*WHAT TO PRODUCE*.
Count every line of these entries that holds the word "Sandwich", and reply with the number only.

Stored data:
-- -- --
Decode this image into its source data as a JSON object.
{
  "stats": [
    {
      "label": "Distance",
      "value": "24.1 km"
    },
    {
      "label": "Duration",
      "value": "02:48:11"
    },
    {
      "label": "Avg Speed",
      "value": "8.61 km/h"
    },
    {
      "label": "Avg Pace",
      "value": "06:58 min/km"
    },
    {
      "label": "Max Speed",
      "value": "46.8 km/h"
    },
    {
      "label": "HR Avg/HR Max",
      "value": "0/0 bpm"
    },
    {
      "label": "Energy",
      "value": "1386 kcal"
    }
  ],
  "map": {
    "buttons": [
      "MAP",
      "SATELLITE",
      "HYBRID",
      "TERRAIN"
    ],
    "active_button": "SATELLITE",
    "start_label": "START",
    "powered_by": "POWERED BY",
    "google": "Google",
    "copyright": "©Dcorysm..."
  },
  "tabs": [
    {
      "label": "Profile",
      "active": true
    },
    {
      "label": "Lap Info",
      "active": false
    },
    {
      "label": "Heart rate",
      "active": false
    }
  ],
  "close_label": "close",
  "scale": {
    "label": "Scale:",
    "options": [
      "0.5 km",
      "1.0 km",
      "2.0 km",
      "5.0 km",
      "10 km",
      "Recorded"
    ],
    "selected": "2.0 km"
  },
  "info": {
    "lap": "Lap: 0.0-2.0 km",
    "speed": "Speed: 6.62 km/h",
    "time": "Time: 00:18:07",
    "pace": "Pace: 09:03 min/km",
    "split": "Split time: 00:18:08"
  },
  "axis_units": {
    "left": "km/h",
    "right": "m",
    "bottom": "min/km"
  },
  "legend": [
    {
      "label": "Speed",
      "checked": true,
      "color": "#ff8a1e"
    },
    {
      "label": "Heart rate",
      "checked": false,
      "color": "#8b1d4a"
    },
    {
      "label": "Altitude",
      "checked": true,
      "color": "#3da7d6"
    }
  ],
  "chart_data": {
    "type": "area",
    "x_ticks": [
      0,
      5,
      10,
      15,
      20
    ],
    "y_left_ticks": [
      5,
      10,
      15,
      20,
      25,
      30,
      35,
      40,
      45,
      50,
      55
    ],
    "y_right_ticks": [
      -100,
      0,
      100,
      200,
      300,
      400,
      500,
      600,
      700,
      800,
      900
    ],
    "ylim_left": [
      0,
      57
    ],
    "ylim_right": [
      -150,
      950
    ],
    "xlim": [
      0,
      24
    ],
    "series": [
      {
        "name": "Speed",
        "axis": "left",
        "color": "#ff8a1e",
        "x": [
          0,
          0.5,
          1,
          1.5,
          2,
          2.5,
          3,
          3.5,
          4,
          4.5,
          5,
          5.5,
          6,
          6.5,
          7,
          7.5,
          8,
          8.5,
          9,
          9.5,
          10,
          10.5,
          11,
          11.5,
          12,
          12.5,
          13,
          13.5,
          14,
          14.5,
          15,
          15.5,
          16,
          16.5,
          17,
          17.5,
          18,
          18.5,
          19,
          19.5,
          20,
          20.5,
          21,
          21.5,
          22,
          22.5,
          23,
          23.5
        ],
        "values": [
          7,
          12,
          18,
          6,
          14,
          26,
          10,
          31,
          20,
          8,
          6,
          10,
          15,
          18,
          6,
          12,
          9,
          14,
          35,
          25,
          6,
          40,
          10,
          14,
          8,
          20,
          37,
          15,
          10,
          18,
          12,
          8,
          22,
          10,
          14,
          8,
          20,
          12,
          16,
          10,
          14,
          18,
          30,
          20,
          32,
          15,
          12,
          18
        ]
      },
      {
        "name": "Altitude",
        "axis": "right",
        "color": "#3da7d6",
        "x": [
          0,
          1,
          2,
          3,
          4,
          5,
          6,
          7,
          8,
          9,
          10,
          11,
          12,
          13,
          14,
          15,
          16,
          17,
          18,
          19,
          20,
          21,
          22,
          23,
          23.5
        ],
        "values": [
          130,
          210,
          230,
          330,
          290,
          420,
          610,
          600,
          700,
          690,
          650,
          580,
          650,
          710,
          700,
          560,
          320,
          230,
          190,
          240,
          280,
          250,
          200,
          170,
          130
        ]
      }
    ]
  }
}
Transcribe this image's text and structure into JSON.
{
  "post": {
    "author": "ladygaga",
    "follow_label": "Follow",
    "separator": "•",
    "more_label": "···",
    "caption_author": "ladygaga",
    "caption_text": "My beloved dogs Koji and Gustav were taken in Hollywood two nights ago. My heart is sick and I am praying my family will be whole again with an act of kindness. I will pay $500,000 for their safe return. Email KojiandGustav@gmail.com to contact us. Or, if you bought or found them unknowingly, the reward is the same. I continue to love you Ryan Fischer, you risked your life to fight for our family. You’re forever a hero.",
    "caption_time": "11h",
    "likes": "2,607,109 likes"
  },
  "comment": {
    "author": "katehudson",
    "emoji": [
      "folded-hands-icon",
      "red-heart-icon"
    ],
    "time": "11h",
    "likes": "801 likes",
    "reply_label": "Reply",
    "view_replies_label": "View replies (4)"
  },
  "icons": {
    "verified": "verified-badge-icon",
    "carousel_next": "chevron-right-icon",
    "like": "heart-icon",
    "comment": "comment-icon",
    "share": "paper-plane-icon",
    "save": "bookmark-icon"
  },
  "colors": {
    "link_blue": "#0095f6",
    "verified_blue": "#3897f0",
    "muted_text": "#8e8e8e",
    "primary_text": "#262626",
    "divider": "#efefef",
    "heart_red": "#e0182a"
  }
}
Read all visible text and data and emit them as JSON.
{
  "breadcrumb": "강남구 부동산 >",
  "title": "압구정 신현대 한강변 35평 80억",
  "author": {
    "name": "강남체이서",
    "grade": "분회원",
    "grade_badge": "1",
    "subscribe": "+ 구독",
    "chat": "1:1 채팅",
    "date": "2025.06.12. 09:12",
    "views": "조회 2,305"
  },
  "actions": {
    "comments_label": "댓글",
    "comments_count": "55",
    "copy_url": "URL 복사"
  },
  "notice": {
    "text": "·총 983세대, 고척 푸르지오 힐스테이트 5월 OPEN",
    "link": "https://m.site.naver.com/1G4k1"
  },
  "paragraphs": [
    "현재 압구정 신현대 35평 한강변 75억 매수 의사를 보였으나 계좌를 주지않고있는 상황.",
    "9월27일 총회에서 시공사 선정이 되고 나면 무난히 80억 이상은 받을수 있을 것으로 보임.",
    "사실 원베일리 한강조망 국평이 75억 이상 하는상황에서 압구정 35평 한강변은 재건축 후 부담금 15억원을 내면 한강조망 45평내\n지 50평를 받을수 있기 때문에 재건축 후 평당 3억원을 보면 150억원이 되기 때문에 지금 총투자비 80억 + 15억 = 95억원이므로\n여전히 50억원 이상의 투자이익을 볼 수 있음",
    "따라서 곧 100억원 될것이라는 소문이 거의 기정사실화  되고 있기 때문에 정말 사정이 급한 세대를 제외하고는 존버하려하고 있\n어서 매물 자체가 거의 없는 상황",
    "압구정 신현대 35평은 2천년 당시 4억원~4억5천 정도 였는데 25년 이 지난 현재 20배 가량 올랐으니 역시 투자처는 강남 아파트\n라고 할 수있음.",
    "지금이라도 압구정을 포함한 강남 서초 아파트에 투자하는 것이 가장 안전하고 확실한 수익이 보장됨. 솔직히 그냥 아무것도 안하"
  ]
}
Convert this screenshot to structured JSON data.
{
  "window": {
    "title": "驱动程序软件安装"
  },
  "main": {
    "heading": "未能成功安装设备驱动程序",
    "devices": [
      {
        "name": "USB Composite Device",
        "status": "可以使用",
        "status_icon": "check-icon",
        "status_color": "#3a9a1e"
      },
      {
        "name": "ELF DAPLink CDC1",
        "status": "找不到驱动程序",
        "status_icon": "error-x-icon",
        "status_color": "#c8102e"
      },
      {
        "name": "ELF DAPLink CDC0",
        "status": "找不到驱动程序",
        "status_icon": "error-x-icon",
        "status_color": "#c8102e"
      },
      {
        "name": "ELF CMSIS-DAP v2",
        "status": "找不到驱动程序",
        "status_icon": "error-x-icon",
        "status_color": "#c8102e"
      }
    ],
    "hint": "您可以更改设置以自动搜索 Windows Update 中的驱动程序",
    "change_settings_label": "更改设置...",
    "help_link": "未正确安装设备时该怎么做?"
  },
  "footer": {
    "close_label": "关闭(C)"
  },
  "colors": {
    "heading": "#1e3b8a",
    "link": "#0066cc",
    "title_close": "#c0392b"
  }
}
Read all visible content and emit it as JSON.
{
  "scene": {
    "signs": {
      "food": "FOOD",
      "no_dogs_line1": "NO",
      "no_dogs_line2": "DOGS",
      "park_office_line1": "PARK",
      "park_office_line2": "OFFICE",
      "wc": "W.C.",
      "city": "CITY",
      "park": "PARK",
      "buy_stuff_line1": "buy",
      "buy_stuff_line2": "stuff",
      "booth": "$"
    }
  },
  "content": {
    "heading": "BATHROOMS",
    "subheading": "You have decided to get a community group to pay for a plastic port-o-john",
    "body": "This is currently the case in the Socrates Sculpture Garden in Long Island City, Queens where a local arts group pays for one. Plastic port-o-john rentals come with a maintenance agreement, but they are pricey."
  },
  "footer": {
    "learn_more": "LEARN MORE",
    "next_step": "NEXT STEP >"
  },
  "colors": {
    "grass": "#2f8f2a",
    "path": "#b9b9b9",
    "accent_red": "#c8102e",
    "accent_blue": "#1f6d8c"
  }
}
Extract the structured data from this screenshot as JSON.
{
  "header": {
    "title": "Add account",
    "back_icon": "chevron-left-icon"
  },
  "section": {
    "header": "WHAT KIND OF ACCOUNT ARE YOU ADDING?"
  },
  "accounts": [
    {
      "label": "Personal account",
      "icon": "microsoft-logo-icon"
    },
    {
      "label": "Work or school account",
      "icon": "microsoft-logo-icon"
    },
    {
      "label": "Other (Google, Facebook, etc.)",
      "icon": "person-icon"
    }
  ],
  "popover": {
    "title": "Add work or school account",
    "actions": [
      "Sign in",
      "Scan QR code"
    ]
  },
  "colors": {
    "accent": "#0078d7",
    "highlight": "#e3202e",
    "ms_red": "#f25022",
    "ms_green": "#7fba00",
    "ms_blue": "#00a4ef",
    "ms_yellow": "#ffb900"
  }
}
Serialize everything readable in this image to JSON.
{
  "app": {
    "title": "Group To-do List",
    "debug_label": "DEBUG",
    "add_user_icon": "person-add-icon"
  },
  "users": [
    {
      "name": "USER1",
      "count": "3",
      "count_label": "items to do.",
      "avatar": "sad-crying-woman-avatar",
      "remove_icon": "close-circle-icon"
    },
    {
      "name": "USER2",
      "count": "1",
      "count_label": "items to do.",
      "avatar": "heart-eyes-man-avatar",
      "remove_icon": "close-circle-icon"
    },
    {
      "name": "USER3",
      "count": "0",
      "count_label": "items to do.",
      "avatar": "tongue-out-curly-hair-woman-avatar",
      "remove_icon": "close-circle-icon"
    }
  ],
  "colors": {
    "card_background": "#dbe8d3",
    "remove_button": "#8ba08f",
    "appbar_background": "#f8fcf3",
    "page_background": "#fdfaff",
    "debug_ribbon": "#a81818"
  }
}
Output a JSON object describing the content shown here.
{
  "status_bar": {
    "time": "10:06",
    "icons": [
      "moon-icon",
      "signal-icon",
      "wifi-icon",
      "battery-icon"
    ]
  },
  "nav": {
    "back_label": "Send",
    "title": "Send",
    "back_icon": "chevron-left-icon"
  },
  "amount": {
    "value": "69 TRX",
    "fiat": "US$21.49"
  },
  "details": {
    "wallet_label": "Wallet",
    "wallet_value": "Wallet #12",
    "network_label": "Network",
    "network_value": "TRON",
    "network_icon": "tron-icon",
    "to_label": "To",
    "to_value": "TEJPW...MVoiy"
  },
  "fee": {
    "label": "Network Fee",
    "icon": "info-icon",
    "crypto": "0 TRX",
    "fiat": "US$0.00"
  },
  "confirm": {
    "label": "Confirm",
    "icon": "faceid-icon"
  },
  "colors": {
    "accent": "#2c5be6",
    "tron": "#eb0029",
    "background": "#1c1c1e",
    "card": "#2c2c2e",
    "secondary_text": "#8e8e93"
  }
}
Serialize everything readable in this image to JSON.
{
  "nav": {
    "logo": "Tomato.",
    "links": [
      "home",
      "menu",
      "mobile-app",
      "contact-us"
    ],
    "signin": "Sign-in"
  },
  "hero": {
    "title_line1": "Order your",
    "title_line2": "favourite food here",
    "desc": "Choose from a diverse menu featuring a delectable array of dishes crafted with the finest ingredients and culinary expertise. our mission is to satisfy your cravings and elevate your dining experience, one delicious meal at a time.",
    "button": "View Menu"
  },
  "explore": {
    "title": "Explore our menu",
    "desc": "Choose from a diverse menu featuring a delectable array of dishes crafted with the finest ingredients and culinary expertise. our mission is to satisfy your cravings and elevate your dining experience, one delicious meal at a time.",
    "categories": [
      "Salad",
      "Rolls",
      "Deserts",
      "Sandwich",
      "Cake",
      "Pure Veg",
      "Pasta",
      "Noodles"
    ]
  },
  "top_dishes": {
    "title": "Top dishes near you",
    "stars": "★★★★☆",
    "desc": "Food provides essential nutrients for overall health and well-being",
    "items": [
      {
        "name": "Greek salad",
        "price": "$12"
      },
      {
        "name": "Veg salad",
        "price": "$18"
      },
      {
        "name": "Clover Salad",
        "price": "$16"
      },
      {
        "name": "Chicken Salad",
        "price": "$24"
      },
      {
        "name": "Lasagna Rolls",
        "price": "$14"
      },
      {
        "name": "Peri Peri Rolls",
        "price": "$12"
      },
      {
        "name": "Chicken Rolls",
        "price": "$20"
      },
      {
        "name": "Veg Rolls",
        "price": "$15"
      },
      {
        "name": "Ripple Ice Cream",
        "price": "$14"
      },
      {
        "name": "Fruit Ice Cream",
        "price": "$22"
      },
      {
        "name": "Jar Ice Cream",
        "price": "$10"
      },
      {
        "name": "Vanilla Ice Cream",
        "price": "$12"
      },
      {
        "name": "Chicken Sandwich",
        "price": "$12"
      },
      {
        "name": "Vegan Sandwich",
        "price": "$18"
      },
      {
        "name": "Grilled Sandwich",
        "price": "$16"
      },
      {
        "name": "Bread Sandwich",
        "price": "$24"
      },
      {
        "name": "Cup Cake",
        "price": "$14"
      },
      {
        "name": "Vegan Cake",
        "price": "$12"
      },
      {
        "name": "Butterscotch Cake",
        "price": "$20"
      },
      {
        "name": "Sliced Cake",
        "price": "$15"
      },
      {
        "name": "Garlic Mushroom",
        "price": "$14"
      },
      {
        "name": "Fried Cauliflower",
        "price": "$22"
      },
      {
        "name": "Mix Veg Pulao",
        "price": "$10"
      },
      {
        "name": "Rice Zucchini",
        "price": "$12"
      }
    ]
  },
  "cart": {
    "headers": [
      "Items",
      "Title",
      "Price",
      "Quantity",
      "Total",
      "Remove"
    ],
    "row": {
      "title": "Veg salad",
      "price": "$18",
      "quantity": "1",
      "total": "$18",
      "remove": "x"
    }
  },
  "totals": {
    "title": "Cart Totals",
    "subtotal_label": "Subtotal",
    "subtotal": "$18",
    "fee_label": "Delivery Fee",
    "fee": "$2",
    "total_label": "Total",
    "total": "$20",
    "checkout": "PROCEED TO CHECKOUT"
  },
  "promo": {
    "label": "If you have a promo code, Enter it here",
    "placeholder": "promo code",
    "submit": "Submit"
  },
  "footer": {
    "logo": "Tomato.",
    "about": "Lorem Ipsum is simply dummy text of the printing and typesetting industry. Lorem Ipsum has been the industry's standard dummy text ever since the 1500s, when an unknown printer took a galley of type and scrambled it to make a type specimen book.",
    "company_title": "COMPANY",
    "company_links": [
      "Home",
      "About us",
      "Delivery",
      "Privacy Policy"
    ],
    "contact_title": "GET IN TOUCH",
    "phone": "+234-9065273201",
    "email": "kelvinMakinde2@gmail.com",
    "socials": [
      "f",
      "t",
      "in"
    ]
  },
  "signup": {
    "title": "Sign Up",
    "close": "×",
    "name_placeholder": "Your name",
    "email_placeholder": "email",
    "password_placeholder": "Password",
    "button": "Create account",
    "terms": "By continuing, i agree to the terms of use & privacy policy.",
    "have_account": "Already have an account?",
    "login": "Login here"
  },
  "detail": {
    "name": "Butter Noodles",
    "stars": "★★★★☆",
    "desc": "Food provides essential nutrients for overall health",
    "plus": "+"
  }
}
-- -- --
*TASK RESPONSE*.
5